Is Discussing Pay a Taboo Subject at Work?
18th September 2023
When I started my career in the 90s, it was an unwritten rule: do not discuss your salary. This culture of silence is still prevalent. In fact, a recent poll found that only one-third of UK workers surveyed would discuss pay with their colleagues.
The gender pay gap is a global issue. Among the OECD’s 38 member countries, the disparity stood at 11.9% in 2021, a slight improvement on 13% in 2019. Some countries are obviously doing better than others, with Norway reporting a gap of 4.6% compared to Korea’s 31%. Ireland is at 7.3%, while countries such as the UK (14.5%), Germany (13.7%) and the US (17%) sit somewhere in the middle. Research shows that women from underrepresented racial or ethnic groups and older women experience an even larger pay gap.
The gender pay gap is a combination of issues involving pay equity (equal pay for work of equal value or similar work) and the representation of women at each level across an organisation. To close the gap, we need pay equity as well as greater representation of women in senior leadership.
Most companies I speak to do not think they have a problem with pay inequity. One senior leader my team met refused to believe that the company’s annual intake of men and women trainees were paid differently. A pay audit across their organisation revealed a pay bias in favour of the men recruits, which they quickly pledged to resolve.
Many women face a glass door at the onset of their careers. From day one women are paid less and start at a lower level than men, despite being similarly qualified and sharing the same career aspirations. The explanation often goes, women do not negotiate. But research shows the opposite. Women do negotiate, almost as often as men:
Catalyst found 47% of women, compared to 52% of men negotiated for a higher salary during the hiring process for their current position.
It still may not close the pay gap.

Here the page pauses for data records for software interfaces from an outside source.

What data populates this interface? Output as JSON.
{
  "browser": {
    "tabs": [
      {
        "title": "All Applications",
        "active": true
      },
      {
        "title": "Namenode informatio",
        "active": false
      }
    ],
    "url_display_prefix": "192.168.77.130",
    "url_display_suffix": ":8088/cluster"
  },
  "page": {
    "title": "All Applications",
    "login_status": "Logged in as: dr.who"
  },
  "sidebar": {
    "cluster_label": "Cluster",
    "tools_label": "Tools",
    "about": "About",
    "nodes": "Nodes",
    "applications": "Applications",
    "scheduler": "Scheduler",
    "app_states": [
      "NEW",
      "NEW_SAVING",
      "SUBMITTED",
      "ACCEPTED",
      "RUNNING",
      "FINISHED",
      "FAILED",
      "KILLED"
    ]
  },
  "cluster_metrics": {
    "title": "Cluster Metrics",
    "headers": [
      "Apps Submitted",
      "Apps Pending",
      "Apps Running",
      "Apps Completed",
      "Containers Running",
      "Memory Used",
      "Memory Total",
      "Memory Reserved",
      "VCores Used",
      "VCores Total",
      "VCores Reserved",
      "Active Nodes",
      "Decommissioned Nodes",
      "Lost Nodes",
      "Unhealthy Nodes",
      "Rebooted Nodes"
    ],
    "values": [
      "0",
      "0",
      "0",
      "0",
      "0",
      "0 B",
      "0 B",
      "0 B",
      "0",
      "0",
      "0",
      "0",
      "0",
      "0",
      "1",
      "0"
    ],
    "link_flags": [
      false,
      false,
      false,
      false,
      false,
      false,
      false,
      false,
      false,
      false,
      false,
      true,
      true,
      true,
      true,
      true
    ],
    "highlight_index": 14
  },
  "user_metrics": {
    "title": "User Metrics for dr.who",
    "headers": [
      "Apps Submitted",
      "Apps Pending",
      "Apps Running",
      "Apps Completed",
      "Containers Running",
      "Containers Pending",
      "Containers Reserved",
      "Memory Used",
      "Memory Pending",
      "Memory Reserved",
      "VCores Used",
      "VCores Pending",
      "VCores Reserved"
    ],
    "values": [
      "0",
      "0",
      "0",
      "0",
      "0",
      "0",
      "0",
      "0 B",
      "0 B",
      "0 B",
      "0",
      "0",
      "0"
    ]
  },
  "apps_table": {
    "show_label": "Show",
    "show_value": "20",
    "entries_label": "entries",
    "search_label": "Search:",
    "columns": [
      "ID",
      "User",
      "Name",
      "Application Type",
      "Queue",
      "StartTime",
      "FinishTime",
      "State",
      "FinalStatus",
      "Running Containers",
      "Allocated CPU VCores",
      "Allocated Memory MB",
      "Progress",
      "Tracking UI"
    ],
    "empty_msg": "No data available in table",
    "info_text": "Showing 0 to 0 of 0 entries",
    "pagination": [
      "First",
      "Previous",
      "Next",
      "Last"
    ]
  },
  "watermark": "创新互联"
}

Other reasons cited for the gender pay gap include the motherhood penalty, with women’s earning power dropping by 4% for each child. In Germany, a study by the Bertelsmann Foundation estimated that a combination of losing pay during maternity leave, followed by women working part-time or being a stay-at-home mum resulted in a financial loss of “up to two-thirds of their lifetime earnings”.
As this gap widens over time, women often face a chasm in pension provision known as the gender pension gap.
Old-age poverty is very real for women, who are penalised for gaps in their tax contributions due to unpaid (and unvalued) care-giving responsibilities. In 2022, a US survey of 401,000 women found their median annual pension contributions were 43% less than men, resulting in a 65% lower account balance.
To tackle the gender pay , the EU Gender Pay Gap Directive will come into effect in member countries in the next three years.
It requires companies to share information about how much they pay women and men for work of equal value, and to take action if their gender pay gap exceeds 5%.
Employers will also have to inform job seekers about the starting salary or pay range of advertised positions and are forbidden from asking about a candidate’s pay history. Importantly, workers will be able to ask employers for average pay levels by gender for categories of employees, i.e., doing the same work or work of equal value. In addition, an organisation’s pay and careers progression criteria must be transparent.
This move will complement Ireland’s own gender pay legislation, which will require smaller companies to report on gender pay gaps, in advance of the EU law. Last year, employers in Ireland with 250 or more employees reported their gender pay gap statistics for the first time. Next year, the reporting requirement drops to 150 employees and from June 2025, employers with just 50 employees will have to comply.
As well as government intervention, closing the pay gap requires intentional action from employers. This can only happen when organisations have an objective view of whether they have a pay equity issue.
Without fair and transparent recruitment and promotion and salary procedures in place, gender bias can creep in. This must be rooted out.
In March, an American woman, Kimberly Nguyen, applied for her own job, when she saw it advertised on LinkedIn for ‘$32k-$90k more’ than she was being paid. New York State’s new salary transparency law allowed her to see the pay discrepancy. Nguyen told media outlets that she had repeatedly asked for a pay rise, but it had been refused. She described the new transparency laws as “life-changing”.
A good starting point for organisations is to conduct regular wage audits to establish metrics that drive action on pay equity.
It is also time to end the divisive culture of secrecy around pay scales, as well as banning salary history requests, ensuring that employees have the knowledge to be paid fairly and equally.
Businesses that continue to ignore their gender pay gaps risk losing talent. A 2022 ADP global report found that 76% of workers would consider looking for a new job if they discovered their company had an unfair gender pay gap or no diversity and inclusion policy.
Now is the time to end pay secrecy and entrenched biases and to build new transparent, meritocratic pay systems where all talent is paid fairly for the true value they contribute to their organisation regardless of their gender.